Statement of the American Herbal Products Association on herbal abortifacients
July 11, 2022
The American Herbal Products Association (AHPA), in cooperation with the Expert Advisory Committee of the AHPA Botanical Safety Handbook, issued the following statement today:
Abortifacients are agents used to induce abortion and terminate pregnancy. Use of herbal abortifacients is not recommended as a method of intentional pregnancy termination.
There is a long history of use of select botanicals as abortifacients. Research, however, on the use of botanicals to induce abortion is extremely limited, and available information comes from historical or empirical reports. Little reliable data exist on the effectiveness, toxicity, or possible effects of these plants on the developing embryo or fetus and the pregnant woman.
When attempting to utilize botanicals for the purpose of abortion, the dose of most of the herbs used historically to induce an abortion generally exceeds doses that are considered safe for other purposes, and may pose toxicity risks to the pregnant woman, or may have negative effects on the developing embryo or fetus if unsuccessful. The amount of an abortifacient herb required to terminate a pregnancy is likely enough to pose significant risk to the pregnant woman’s health, including potential kidney and liver damage, and may not result in a successful abortion. Because of the potential risks to the pregnant woman and the developing embryo or fetus, this method is not recommended. Should an attempted herbal abortion be ineffective, follow-up medical care, including medical abortion, would need to be discussed with a qualified health care provider.

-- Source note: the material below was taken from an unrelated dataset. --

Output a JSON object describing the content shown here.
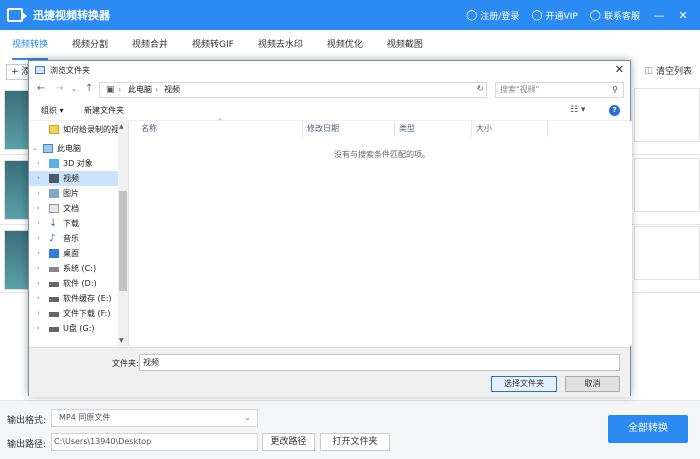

For more information about specific case reports and botanicals historically used as abortifacients, see the Botanical Safety Handbook cited section.
AHPA-ERB Foundation supports American ginseng programming at Smithsonian Folklife Festival
July 6, 2022
From left: Teresa Boardwine (Green Comfort School of Herbal Medicine), Anna Lucio (Kentucky Department of Agriculture), Susan Leopold (United Plant Savers & AHPA-ERB Foundation)
The American Herbal Products Association Foundation for Education and Research on Botanicals (AHPA-ERB Foundation) is pleased to have provided funds in support of American ginseng programming at the Smithsonian Folklife Festival that concluded on July 4 in Washington, D.C.
Established in 1967, the Smithsonian Folklife Festival honors contemporary living cultural traditions and celebrates those who practice and sustain them. Produced annually by the Smithsonian Center for Folklife and Cultural Heritage, the festival has featured participants from all 50 states and more than 100 countries.
Thanks to funding provided by the AHPA-ERB Foundation and private donors, the festival was able to host a delegation of American ginseng researchers, conservators and practitioners to educate festival-goers about the history, use and conservation of American ginseng. Participants included Susan Leopold, AHPA-ERB Foundation Board Member and Executive Director of United Plant Savers, who attended the festival to discuss ginseng and forests and give lessons on how to make teas, tinctures and syrups.
“The AHPA ERB-Foundation congratulates the Smithsonian on another successful Folklife Festival,” said Beth Lambert, AHPA-ERB Foundation Chair and CEO of Herbalist & Alchemist. “Their ongoing dedication to creating space and providing a platform for cultural practitioners speak for themselves, with each other, and to the public is more important than ever. We are pleased to have supported their attention to American ginseng at this year’s festival as part of the AHPA ERB-Foundation’s mission to promote education and research on medicinal, therapeutic, and health-promoting herbs.”